Once you know what your personal budget amount is you may decide that you want to use an “individual service fund” instead of managing the money and organising services yourself. An individual service fund is where you choose a provider who will receive the money on your behalf and provide you with a service(s).
We will work with you to choose a provider that will help you meet the needs and outcomes agreed in your support plan.
If you agree, we will give your personal budget (some, or all of it, depending on what has been agreed) to the provider on your behalf. The provider can only use your budget for your support and must account to you. This gives you some flexibility and control as you agree with the provider the exact detail of your support.
Step 5: How much will it cost me?
We will carry out a financial assessment with you to see how much money you can afford to pay towards your support. Depending on the outcome of the financial assessment, you may be asked to pay towards your personal budget to buy the support you need.
You will be told how much you need to pay before being given your personal budget.
Step 6: Keeping records and spending the personal budget (if received as a direct payment)
If you are going to receive direct payments, we advise you to open a separate bank account in your name, or the name of the person you have agreed will help you with managing the money.
We will advise you how to keep simple records and how to get the types of help and support to make things easier for you.
At first, we will need to look at your bank statements for the separate account for direct payments every three months, to help you manage and keep on top of things, and we will write and request these from you.
If you find that you are spending more money each month than you have coming in, you must tell us. We can help you to find out why. You may need to spend your money in a different way to meet your agreed outcomes. However, we cannot give you more money if you run out.
We will look at how much you have in your personal budget. If you do not spend the entire personal budget, we will ask you to pay back anything above the agreed reserve amount.
We support the flexibility of personal budgets and we will allow you to build up an amount of money to help you to plan for such things as your employer responsibilities and achieving your agreed outcomes. Usually around eight weeks of funding would be acceptable. Anything saved above this must be agreed during your support plan or review.
Step 7: Reviewing
We arrange review meetings with you, the purpose of these review meetings is to look at your support plan and see if your support is still helping you to achieve your outcomes. We will look at what you want to change, or keep the same, and check that the allocated funding is meeting your needs. A large underspend may trigger a review to ensure the resource relates to your support need.

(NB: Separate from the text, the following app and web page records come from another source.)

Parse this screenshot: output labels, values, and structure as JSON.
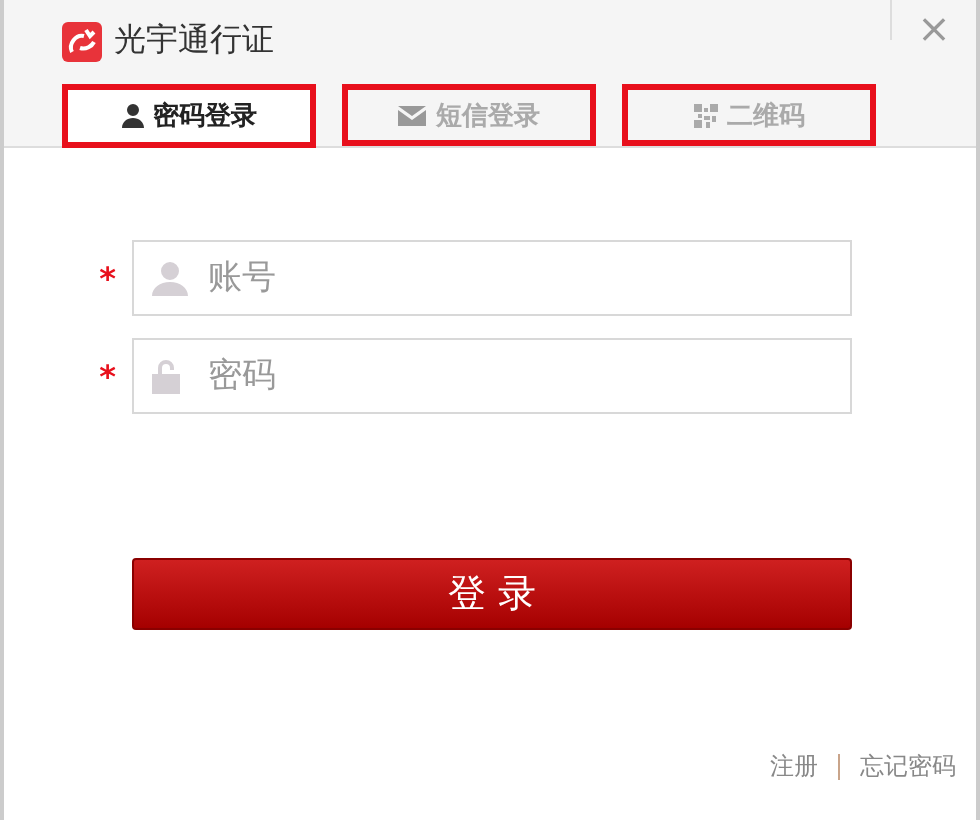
{
  "window": {
    "title": "光宇通行证",
    "close": "×"
  },
  "tabs": [
    {
      "label": "密码登录",
      "kind": "password",
      "selected": true
    },
    {
      "label": "短信登录",
      "kind": "sms",
      "selected": false
    },
    {
      "label": "二维码",
      "kind": "qr",
      "selected": false
    }
  ],
  "fields": [
    {
      "kind": "user",
      "placeholder": "账号",
      "required": "*"
    },
    {
      "kind": "lock",
      "placeholder": "密码",
      "required": "*"
    }
  ],
  "login_button": "登 录",
  "footer_links": [
    "注册",
    "忘记密码"
  ]
}
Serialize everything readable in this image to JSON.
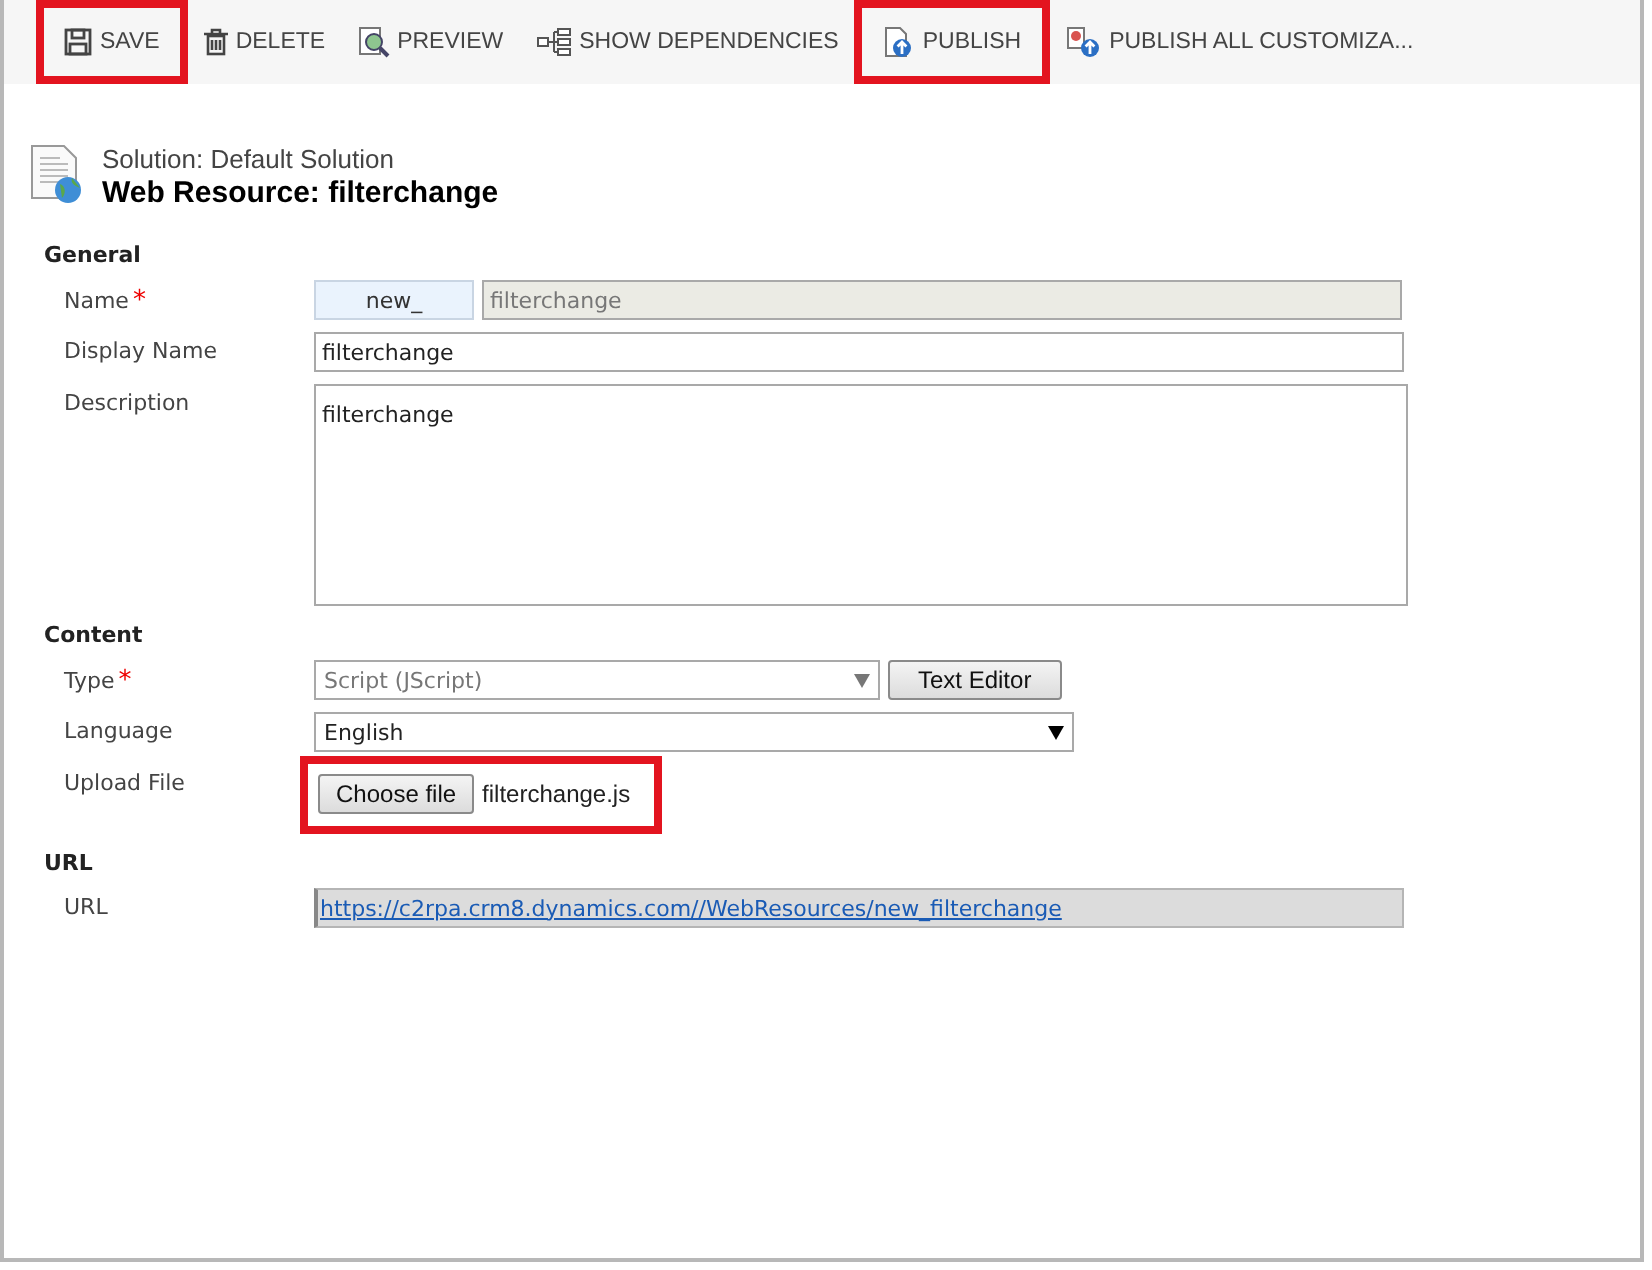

However, you can tell us at any time if you feel your needs have changed.
Your personal budget could be at risk if you break the rules and spend the money on something illegal e.g. gambling, or something outside of the agreed outcomes. We will work with you to stay within the rules and discuss alternative arrangements to maximise the choice available to you.
You will only continue to receive a personal budget if you are eligible for social care support. If your circumstances change and you are no longer eligible you will be supported to close down your personal budget responsibilities.